WHAT YOU WILL DO: Only the pictures should be left out; write out all other data exactly.

DATA EXTRACTS:

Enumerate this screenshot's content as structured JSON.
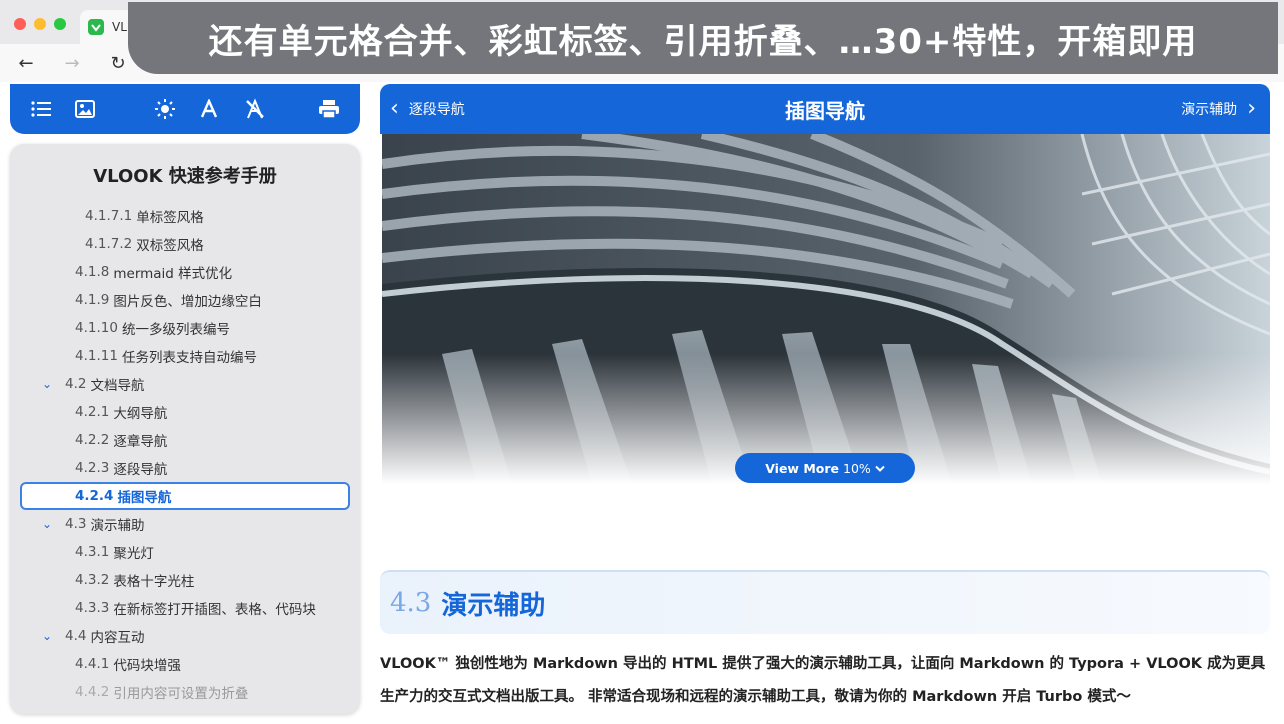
{
  "browser": {
    "tab_title": "VL",
    "back_glyph": "←",
    "forward_glyph": "→",
    "reload_glyph": "↻"
  },
  "banner": {
    "text": "还有单元格合并、彩虹标签、引用折叠、…30+特性，开箱即用"
  },
  "toolbar": {
    "icons": [
      "list-icon",
      "image-icon",
      "sun-icon",
      "font-icon",
      "clear-format-icon",
      "print-icon"
    ]
  },
  "toc": {
    "title": "VLOOK 快速参考手册",
    "items": [
      {
        "num": "4.1.7.1",
        "label": "单标签风格",
        "level": 4
      },
      {
        "num": "4.1.7.2",
        "label": "双标签风格",
        "level": 4
      },
      {
        "num": "4.1.8",
        "label": "mermaid 样式优化",
        "level": 3
      },
      {
        "num": "4.1.9",
        "label": "图片反色、增加边缘空白",
        "level": 3
      },
      {
        "num": "4.1.10",
        "label": "统一多级列表编号",
        "level": 3
      },
      {
        "num": "4.1.11",
        "label": "任务列表支持自动编号",
        "level": 3
      },
      {
        "num": "4.2",
        "label": "文档导航",
        "level": 2
      },
      {
        "num": "4.2.1",
        "label": "大纲导航",
        "level": 3
      },
      {
        "num": "4.2.2",
        "label": "逐章导航",
        "level": 3
      },
      {
        "num": "4.2.3",
        "label": "逐段导航",
        "level": 3
      },
      {
        "num": "4.2.4",
        "label": "插图导航",
        "level": 3
      },
      {
        "num": "4.3",
        "label": "演示辅助",
        "level": 2
      },
      {
        "num": "4.3.1",
        "label": "聚光灯",
        "level": 3
      },
      {
        "num": "4.3.2",
        "label": "表格十字光柱",
        "level": 3
      },
      {
        "num": "4.3.3",
        "label": "在新标签打开插图、表格、代码块",
        "level": 3
      },
      {
        "num": "4.4",
        "label": "内容互动",
        "level": 2
      },
      {
        "num": "4.4.1",
        "label": "代码块增强",
        "level": 3
      },
      {
        "num": "4.4.2",
        "label": "引用内容可设置为折叠",
        "level": 3
      }
    ],
    "expand_glyph": "⌄"
  },
  "content_header": {
    "prev_label": "逐段导航",
    "title": "插图导航",
    "next_label": "演示辅助",
    "prev_glyph": "‹",
    "next_glyph": "›"
  },
  "figure": {
    "view_more_label": "View More",
    "view_more_percent": "10%",
    "progress": 0.1
  },
  "section": {
    "number": "4.3",
    "title": "演示辅助",
    "paragraph": "VLOOK™ 独创性地为 Markdown 导出的 HTML 提供了强大的演示辅助工具，让面向 Markdown 的 Typora + VLOOK 成为更具生产力的交互式文档出版工具。 非常适合现场和远程的演示辅助工具，敬请为你的 Markdown 开启 Turbo 模式～"
  },
  "colors": {
    "accent": "#1466d9",
    "toc_bg": "#e7e7e9",
    "banner_bg": "#6e7076"
  }
}
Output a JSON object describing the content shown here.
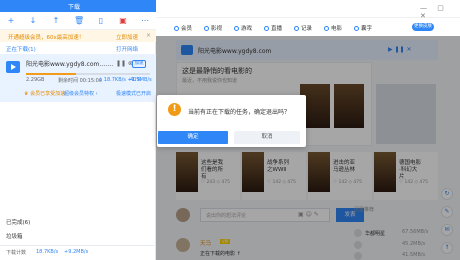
{
  "window": {
    "title": "下载"
  },
  "toolbar": {
    "items": [
      {
        "icon": "add-icon",
        "glyph": "+"
      },
      {
        "icon": "download-icon",
        "glyph": "↓"
      },
      {
        "icon": "upload-icon",
        "glyph": "↑"
      },
      {
        "icon": "delete-icon",
        "glyph": "🗑"
      },
      {
        "icon": "phone-icon",
        "glyph": "▯"
      },
      {
        "icon": "gift-icon",
        "glyph": "▣"
      },
      {
        "icon": "more-icon",
        "glyph": "⋯"
      }
    ]
  },
  "vip_bar": {
    "text": "开通超级会员，60x最高加速！",
    "button": "立即加速",
    "close": "×"
  },
  "downloading": {
    "header": "正在下载(1)",
    "right_link": "打开网络"
  },
  "task": {
    "file_name": "阳光电影www.ygdy8.com.……",
    "controls": "❚❚ ⊗",
    "badge": "加速",
    "size": "2.29GB",
    "eta": "剩余时间 00:15:00",
    "speed": "↓ 18.7KB/s +1.9MB/s",
    "percent": "40%",
    "progress": 0.4,
    "members": "♛ 会员已享受加速",
    "link1": "超级会员特权 ›",
    "link2": "极速模式已开启"
  },
  "sidebar": {
    "done": "已完成(6)",
    "trash": "垃圾箱"
  },
  "status": {
    "label": "下载计数",
    "speed": "18.7KB/s",
    "extra": "+9.2MB/s"
  },
  "nav": {
    "items": [
      "会员",
      "影视",
      "游戏",
      "直播",
      "记录",
      "电影",
      "囊字"
    ],
    "button": "更换皮肤"
  },
  "player": {
    "name": "阳光电影www.ygdy8.com",
    "controls": "▶ ❚❚ ✕"
  },
  "card": {
    "title": "这是最静悄的看电影的",
    "sub": "最近，不用我说你也知道"
  },
  "movies": [
    {
      "name": "这些是我们看的所有",
      "stat": "♡ 243 ◇ 475"
    },
    {
      "name": "战争系列之WWⅡ",
      "stat": "♡ 142 ◇ 475"
    },
    {
      "name": "进击的亚马逊丛林",
      "stat": "♡ 142 ◇ 475"
    },
    {
      "name": "德国电影·科幻大片",
      "stat": "♡ 142 ◇ 475"
    }
  ],
  "comment": {
    "placeholder": "说出你的想法评论",
    "send": "发表",
    "icons": "▣ ☺ ✎"
  },
  "user": {
    "name": "天马",
    "tag": "VIP",
    "text": "正在下载的电影 ↑"
  },
  "recommend": {
    "header": "迅雷推荐",
    "items": [
      {
        "name": "华都明星",
        "size": "67.56MB/s"
      },
      {
        "name": "",
        "size": "45.2MB/s"
      },
      {
        "name": "",
        "size": "41.5MB/s"
      }
    ]
  },
  "dialog": {
    "message": "当前有正在下载的任务，确定退出吗？",
    "ok": "确定",
    "cancel": "取消",
    "icon_glyph": "!"
  },
  "colors": {
    "accent": "#2f86f6",
    "warning": "#f19a16",
    "vip": "#e38b00"
  }
}
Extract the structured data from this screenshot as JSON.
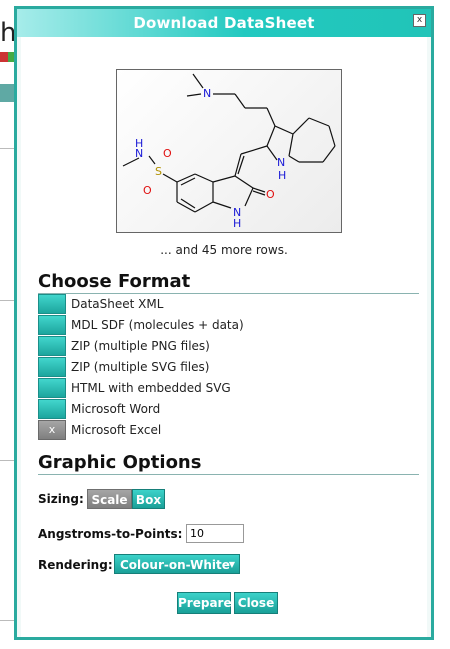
{
  "dialog": {
    "title": "Download DataSheet",
    "close_glyph": "x"
  },
  "preview": {
    "more_rows_text": "... and 45 more rows.",
    "atom_labels": [
      "N",
      "N",
      "H",
      "O",
      "S",
      "O",
      "N",
      "H",
      "O",
      "N",
      "H"
    ]
  },
  "choose_format": {
    "heading": "Choose Format",
    "items": [
      {
        "label": "DataSheet XML",
        "mark": ""
      },
      {
        "label": "MDL SDF (molecules + data)",
        "mark": ""
      },
      {
        "label": "ZIP (multiple PNG files)",
        "mark": ""
      },
      {
        "label": "ZIP (multiple SVG files)",
        "mark": ""
      },
      {
        "label": "HTML with embedded SVG",
        "mark": ""
      },
      {
        "label": "Microsoft Word",
        "mark": ""
      },
      {
        "label": "Microsoft Excel",
        "mark": "x"
      }
    ]
  },
  "graphic_options": {
    "heading": "Graphic Options",
    "sizing_label": "Sizing:",
    "sizing_options": [
      "Scale",
      "Box"
    ],
    "angstroms_label": "Angstroms-to-Points:",
    "angstroms_value": "10",
    "rendering_label": "Rendering:",
    "rendering_value": "Colour-on-White"
  },
  "actions": {
    "prepare_label": "Prepare",
    "close_label": "Close"
  },
  "colors": {
    "accent": "#22c9c0",
    "accent_dark": "#1aa39b",
    "inactive": "#8d8d8d",
    "hetero_N": "#1a1ad6",
    "hetero_O": "#e01010",
    "hetero_S": "#b09000"
  }
}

RESULT BELOW:
Enumerate this screenshot's content as structured JSON.
{
  "browser": {
    "tab_title": "VL",
    "back_glyph": "←",
    "forward_glyph": "→",
    "reload_glyph": "↻"
  },
  "banner": {
    "text": "还有单元格合并、彩虹标签、引用折叠、…30+特性，开箱即用"
  },
  "toolbar": {
    "icons": [
      "list-icon",
      "image-icon",
      "sun-icon",
      "font-icon",
      "clear-format-icon",
      "print-icon"
    ]
  },
  "toc": {
    "title": "VLOOK 快速参考手册",
    "items": [
      {
        "num": "4.1.7.1",
        "label": "单标签风格",
        "level": 4
      },
      {
        "num": "4.1.7.2",
        "label": "双标签风格",
        "level": 4
      },
      {
        "num": "4.1.8",
        "label": "mermaid 样式优化",
        "level": 3
      },
      {
        "num": "4.1.9",
        "label": "图片反色、增加边缘空白",
        "level": 3
      },
      {
        "num": "4.1.10",
        "label": "统一多级列表编号",
        "level": 3
      },
      {
        "num": "4.1.11",
        "label": "任务列表支持自动编号",
        "level": 3
      },
      {
        "num": "4.2",
        "label": "文档导航",
        "level": 2
      },
      {
        "num": "4.2.1",
        "label": "大纲导航",
        "level": 3
      },
      {
        "num": "4.2.2",
        "label": "逐章导航",
        "level": 3
      },
      {
        "num": "4.2.3",
        "label": "逐段导航",
        "level": 3
      },
      {
        "num": "4.2.4",
        "label": "插图导航",
        "level": 3
      },
      {
        "num": "4.3",
        "label": "演示辅助",
        "level": 2
      },
      {
        "num": "4.3.1",
        "label": "聚光灯",
        "level": 3
      },
      {
        "num": "4.3.2",
        "label": "表格十字光柱",
        "level": 3
      },
      {
        "num": "4.3.3",
        "label": "在新标签打开插图、表格、代码块",
        "level": 3
      },
      {
        "num": "4.4",
        "label": "内容互动",
        "level": 2
      },
      {
        "num": "4.4.1",
        "label": "代码块增强",
        "level": 3
      },
      {
        "num": "4.4.2",
        "label": "引用内容可设置为折叠",
        "level": 3
      }
    ],
    "expand_glyph": "⌄"
  },
  "content_header": {
    "prev_label": "逐段导航",
    "title": "插图导航",
    "next_label": "演示辅助",
    "prev_glyph": "‹",
    "next_glyph": "›"
  },
  "figure": {
    "view_more_label": "View More",
    "view_more_percent": "10%",
    "progress": 0.1
  },
  "section": {
    "number": "4.3",
    "title": "演示辅助",
    "paragraph": "VLOOK™ 独创性地为 Markdown 导出的 HTML 提供了强大的演示辅助工具，让面向 Markdown 的 Typora + VLOOK 成为更具生产力的交互式文档出版工具。 非常适合现场和远程的演示辅助工具，敬请为你的 Markdown 开启 Turbo 模式～"
  },
  "colors": {
    "accent": "#1466d9",
    "toc_bg": "#e7e7e9",
    "banner_bg": "#6e7076"
  }
}
Output a JSON object describing the content shown here.
{
  "window": {
    "title": "下载"
  },
  "toolbar": {
    "items": [
      {
        "icon": "add-icon",
        "glyph": "+"
      },
      {
        "icon": "download-icon",
        "glyph": "↓"
      },
      {
        "icon": "upload-icon",
        "glyph": "↑"
      },
      {
        "icon": "delete-icon",
        "glyph": "🗑"
      },
      {
        "icon": "phone-icon",
        "glyph": "▯"
      },
      {
        "icon": "gift-icon",
        "glyph": "▣"
      },
      {
        "icon": "more-icon",
        "glyph": "⋯"
      }
    ]
  },
  "vip_bar": {
    "text": "开通超级会员，60x最高加速！",
    "button": "立即加速",
    "close": "×"
  },
  "downloading": {
    "header": "正在下载(1)",
    "right_link": "打开网络"
  },
  "task": {
    "file_name": "阳光电影www.ygdy8.com.……",
    "controls": "❚❚ ⊗",
    "badge": "加速",
    "size": "2.29GB",
    "eta": "剩余时间 00:15:00",
    "speed": "↓ 18.7KB/s +1.9MB/s",
    "percent": "40%",
    "progress": 0.4,
    "members": "♛ 会员已享受加速",
    "link1": "超级会员特权 ›",
    "link2": "极速模式已开启"
  },
  "sidebar": {
    "done": "已完成(6)",
    "trash": "垃圾箱"
  },
  "status": {
    "label": "下载计数",
    "speed": "18.7KB/s",
    "extra": "+9.2MB/s"
  },
  "nav": {
    "items": [
      "会员",
      "影视",
      "游戏",
      "直播",
      "记录",
      "电影",
      "囊字"
    ],
    "button": "更换皮肤"
  },
  "player": {
    "name": "阳光电影www.ygdy8.com",
    "controls": "▶ ❚❚ ✕"
  },
  "card": {
    "title": "这是最静悄的看电影的",
    "sub": "最近，不用我说你也知道"
  },
  "movies": [
    {
      "name": "这些是我们看的所有",
      "stat": "♡ 243 ◇ 475"
    },
    {
      "name": "战争系列之WWⅡ",
      "stat": "♡ 142 ◇ 475"
    },
    {
      "name": "进击的亚马逊丛林",
      "stat": "♡ 142 ◇ 475"
    },
    {
      "name": "德国电影·科幻大片",
      "stat": "♡ 142 ◇ 475"
    }
  ],
  "comment": {
    "placeholder": "说出你的想法评论",
    "send": "发表",
    "icons": "▣ ☺ ✎"
  },
  "user": {
    "name": "天马",
    "tag": "VIP",
    "text": "正在下载的电影 ↑"
  },
  "recommend": {
    "header": "迅雷推荐",
    "items": [
      {
        "name": "华都明星",
        "size": "67.56MB/s"
      },
      {
        "name": "",
        "size": "45.2MB/s"
      },
      {
        "name": "",
        "size": "41.5MB/s"
      }
    ]
  },
  "dialog": {
    "message": "当前有正在下载的任务，确定退出吗？",
    "ok": "确定",
    "cancel": "取消",
    "icon_glyph": "!"
  },
  "colors": {
    "accent": "#2f86f6",
    "warning": "#f19a16",
    "vip": "#e38b00"
  }
}
Extract the structured data from this screenshot as JSON.
{
  "dialog": {
    "title": "Download DataSheet",
    "close_glyph": "x"
  },
  "preview": {
    "more_rows_text": "... and 45 more rows.",
    "atom_labels": [
      "N",
      "N",
      "H",
      "O",
      "S",
      "O",
      "N",
      "H",
      "O",
      "N",
      "H"
    ]
  },
  "choose_format": {
    "heading": "Choose Format",
    "items": [
      {
        "label": "DataSheet XML",
        "mark": ""
      },
      {
        "label": "MDL SDF (molecules + data)",
        "mark": ""
      },
      {
        "label": "ZIP (multiple PNG files)",
        "mark": ""
      },
      {
        "label": "ZIP (multiple SVG files)",
        "mark": ""
      },
      {
        "label": "HTML with embedded SVG",
        "mark": ""
      },
      {
        "label": "Microsoft Word",
        "mark": ""
      },
      {
        "label": "Microsoft Excel",
        "mark": "x"
      }
    ]
  },
  "graphic_options": {
    "heading": "Graphic Options",
    "sizing_label": "Sizing:",
    "sizing_options": [
      "Scale",
      "Box"
    ],
    "angstroms_label": "Angstroms-to-Points:",
    "angstroms_value": "10",
    "rendering_label": "Rendering:",
    "rendering_value": "Colour-on-White"
  },
  "actions": {
    "prepare_label": "Prepare",
    "close_label": "Close"
  },
  "colors": {
    "accent": "#22c9c0",
    "accent_dark": "#1aa39b",
    "inactive": "#8d8d8d",
    "hetero_N": "#1a1ad6",
    "hetero_O": "#e01010",
    "hetero_S": "#b09000"
  }
}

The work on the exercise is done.